Landers are used as platforms for various in situ measurements at the seafloor; their specific payload or scientific module is determined by the scientific measurement or experiment. They are typically deployed in the conventional free-fall mode, where the lander is released from the vessel at the sea surface. However, many scientific objectives addressing specific morphological features, such as cold seeps, mud volcanoes or particular benthic communities require a targeted and soft lander deployment. For these requirements a special launching device connected to the ship’s coaxial or hybrid fibre optical cable was developed. This launcher carries the telemetry, cameras, lights and an electric release to separate the lander from the launcher instantaneously.
Once the lander has finished the measurements, the weights are released after acoustic command, and the lander ascends to the surface by its floatation. At present we use the following lander configurations.
Biogeochemical Observatory (BIGO)
BIGO is used to measure in situ fluxes and biogeochemical turnover at the seafloor and contains two circular flux chambers (internal diameter 28.8 cm, area 651.4 cm2). Several hoursafter the observatory is placed on the sea floor the chambers are slowly driven into the sediment. During this initial time period where the bottom of the chambers is not closed by the sediment, the water inside the flux chamber is periodically replaced with ambient bottom water. The water body inside the chamber is once further replaced with ambient bottom water after the chamber has been driven into the sediment to flush out solutes that might have been released from the sediment during chamber insertion.
To trace fluxes of e.g. methane, O2, NO3-, NO2-, NH4+, and other solutes8 sequential water samples are taken from inside each benthic chamber by means of glass syringe water samplers. The syringes are connected to the chamber using 1 m long Vygon tubes. To monitor the ambient bottom water an additional syringe water sampler (hosting 8 glass syringes) is employed.
Alternatively, for the gas analysis of e.g.pCO2, N2, and Ar 4 water samples are taken from inside each benthic chamber using a peristaltic pump which slowly filled glass tubes instead of the glass syringes. To monitor the ambient bottom water another series of four glass tubes are used.
O2 is measured inside the chambers and in the ambient sea water using optodes (Aandera) that are calibrated before each lander deployment. During the BIGO deployment the sediments are retrieved for latter biogeochemical pore water and solid phase analyses, biological as well as microbiological studies.
Profiler Lander (PRFL)
The profiling unit consists of a lower and upper glass fibre frame, which are connected by four glass fibre poles. The upper frame extends about 50 cm towards the front defining the area across which sensors can be moved in mm increments along the x and the y axis. Along the vertical z axis, the sensors can be moved freely selectable increments. The rear part contains pressure housings for data logging, for the control unit controlling the movements of the sensors, and batteries. For the deployment the profiling unit is mounted into a lander frame but can be also used as single module during ROV deployments.
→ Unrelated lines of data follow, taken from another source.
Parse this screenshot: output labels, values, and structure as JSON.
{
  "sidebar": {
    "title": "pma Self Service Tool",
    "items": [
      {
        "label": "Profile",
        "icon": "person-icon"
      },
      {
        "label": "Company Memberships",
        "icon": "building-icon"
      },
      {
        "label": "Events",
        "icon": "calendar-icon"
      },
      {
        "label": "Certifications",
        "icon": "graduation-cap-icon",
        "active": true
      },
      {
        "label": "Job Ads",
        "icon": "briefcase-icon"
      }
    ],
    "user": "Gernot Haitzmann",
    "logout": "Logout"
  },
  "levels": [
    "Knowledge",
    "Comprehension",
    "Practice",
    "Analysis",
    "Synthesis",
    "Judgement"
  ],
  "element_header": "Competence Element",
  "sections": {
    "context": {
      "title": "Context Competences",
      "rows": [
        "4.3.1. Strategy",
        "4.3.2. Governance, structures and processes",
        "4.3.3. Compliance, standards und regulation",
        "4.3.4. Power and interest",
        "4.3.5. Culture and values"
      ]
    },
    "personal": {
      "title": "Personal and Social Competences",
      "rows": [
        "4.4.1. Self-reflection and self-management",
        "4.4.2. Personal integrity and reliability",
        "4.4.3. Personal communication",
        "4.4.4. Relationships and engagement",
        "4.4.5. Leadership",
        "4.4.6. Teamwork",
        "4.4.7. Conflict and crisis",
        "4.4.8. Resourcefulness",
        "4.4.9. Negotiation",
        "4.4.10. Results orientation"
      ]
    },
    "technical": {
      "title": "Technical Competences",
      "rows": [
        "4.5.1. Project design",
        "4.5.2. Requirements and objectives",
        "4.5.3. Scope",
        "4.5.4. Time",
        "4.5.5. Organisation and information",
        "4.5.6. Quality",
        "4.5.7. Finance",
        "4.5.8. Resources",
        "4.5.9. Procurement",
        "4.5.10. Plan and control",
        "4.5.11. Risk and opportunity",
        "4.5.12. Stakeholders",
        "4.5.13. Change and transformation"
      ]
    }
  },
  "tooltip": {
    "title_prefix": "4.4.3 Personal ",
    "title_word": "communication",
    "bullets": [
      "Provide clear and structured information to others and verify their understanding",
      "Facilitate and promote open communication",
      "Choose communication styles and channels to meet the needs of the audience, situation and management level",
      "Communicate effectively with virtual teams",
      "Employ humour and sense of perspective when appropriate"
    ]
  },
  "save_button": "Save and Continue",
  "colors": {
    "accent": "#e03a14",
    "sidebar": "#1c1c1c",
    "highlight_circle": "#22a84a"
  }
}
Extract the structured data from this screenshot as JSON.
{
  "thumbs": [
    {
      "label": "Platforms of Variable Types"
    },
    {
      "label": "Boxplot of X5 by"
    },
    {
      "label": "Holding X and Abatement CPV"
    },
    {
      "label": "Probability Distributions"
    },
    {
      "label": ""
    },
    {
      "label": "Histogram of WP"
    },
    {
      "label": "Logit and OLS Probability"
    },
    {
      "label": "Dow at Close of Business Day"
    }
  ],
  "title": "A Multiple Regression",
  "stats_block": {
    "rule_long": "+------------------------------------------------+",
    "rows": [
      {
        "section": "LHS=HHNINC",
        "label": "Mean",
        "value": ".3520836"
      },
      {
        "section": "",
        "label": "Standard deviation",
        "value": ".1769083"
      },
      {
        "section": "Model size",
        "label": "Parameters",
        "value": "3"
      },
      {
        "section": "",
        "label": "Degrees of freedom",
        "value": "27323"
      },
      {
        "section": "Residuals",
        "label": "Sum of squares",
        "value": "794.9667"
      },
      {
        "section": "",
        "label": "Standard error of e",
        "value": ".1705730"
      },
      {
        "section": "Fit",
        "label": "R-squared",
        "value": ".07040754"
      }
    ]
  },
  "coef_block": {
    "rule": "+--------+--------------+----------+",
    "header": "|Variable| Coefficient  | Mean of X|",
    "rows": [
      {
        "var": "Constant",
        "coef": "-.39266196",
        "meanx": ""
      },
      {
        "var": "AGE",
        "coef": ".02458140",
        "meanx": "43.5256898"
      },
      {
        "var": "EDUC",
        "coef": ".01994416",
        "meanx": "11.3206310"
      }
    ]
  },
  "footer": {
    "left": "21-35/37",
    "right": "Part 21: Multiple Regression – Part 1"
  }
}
Commercially available oxygen, sulfide and pH sensors are used to measure in-situ micro-profiles across the sediment water interface. Two optodes, one mounted at the same height as the micro-sensors, the second one mounted in ~ 1 m above the seafloor recorded time series of O2 and temperature in the bottom water.
In addition to the profiling unit during deployment the lander can host an upward looking ADCP (300 KHz, sentinel, RDI), a camera system (Ocean imaging system) taking image series of the sediment surface, as well as an storage CTD (RBR). Furthermore, a downward looking Aquadopp Profiler (2 MHz, Nortek) can be installed to measure currents close to the bottom. During some deployments this lander hosts an Eddy Correlation module which can be swinged out once the lander is placed on the sea floor.
GasQuant Lander (GQL)
To quantify the volume discharged through bubbles, a hydroacoustic system has been developed in close cooperation with ELAC-Nautik in Kiel. This system is based on a 'normal' but pressure resistant swath bathymetry transducer that looks horizontally and detects bubbles due to the backscattered acoustic signal. It is deployed by a lander and can be accurately placed in front of known bubble sites to monitor the exact number and position of vents within 2075 m2as well as the periodicity of gas rising from the seafloor for more than one week.
GasQuant is an autonomous system composed of a pressure resistant (100 bar) 180 kHz swath transducer (75° opening angle with 21 beams; resolution of each beam 3° horizontal and 1.5° vertical), an electronic transducer unit (SEE 30; Transmitting and Receiving Unit), a data acquisition PC, and four deep sea batteries for power supply. The transducer is fixed in a frame at the upper buoyancy circle of the lander. The SEE 30 and the data acquisition PC are both stored in a titanium barrel that is fixed at the tool-frame of the lander. The four deep-sea batteries with 230 Ah and 12 V each are fixed beside this titanium barrel. The SEE 30 is modified to run with batteries in a low power mode. The data acquisition PC is a common micro-computer (Windows NT), which controls the system and records the data via the Hydrostar Online software of ELAC-Nautik. Special software was written to restart the computer and the entire system if the PC crashes or the SEE stops unnoticed.